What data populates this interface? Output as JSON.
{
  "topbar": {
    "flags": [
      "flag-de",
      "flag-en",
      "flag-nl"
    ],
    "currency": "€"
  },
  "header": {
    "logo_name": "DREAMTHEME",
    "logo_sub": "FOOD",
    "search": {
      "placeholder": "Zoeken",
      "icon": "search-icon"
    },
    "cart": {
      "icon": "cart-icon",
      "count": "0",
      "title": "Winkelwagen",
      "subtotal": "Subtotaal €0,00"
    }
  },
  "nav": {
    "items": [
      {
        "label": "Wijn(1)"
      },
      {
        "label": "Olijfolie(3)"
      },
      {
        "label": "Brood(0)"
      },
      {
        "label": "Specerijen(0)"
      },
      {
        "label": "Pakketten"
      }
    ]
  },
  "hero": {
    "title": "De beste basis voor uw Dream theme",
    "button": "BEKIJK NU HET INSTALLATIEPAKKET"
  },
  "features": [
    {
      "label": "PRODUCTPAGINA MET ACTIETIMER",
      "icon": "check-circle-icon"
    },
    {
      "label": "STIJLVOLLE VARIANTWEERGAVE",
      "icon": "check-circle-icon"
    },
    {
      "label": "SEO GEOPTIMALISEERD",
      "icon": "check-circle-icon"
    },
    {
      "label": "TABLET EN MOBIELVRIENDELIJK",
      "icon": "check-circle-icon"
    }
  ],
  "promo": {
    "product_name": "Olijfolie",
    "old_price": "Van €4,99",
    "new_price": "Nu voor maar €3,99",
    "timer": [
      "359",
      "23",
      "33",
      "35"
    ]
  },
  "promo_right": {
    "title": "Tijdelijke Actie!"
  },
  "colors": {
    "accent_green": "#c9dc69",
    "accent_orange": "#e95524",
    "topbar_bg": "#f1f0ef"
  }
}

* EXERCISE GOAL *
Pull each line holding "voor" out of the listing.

* RESPONSE AREA *
    "title": "De beste basis voor uw Dream theme",
    "new_price": "Nu voor maar €3,99",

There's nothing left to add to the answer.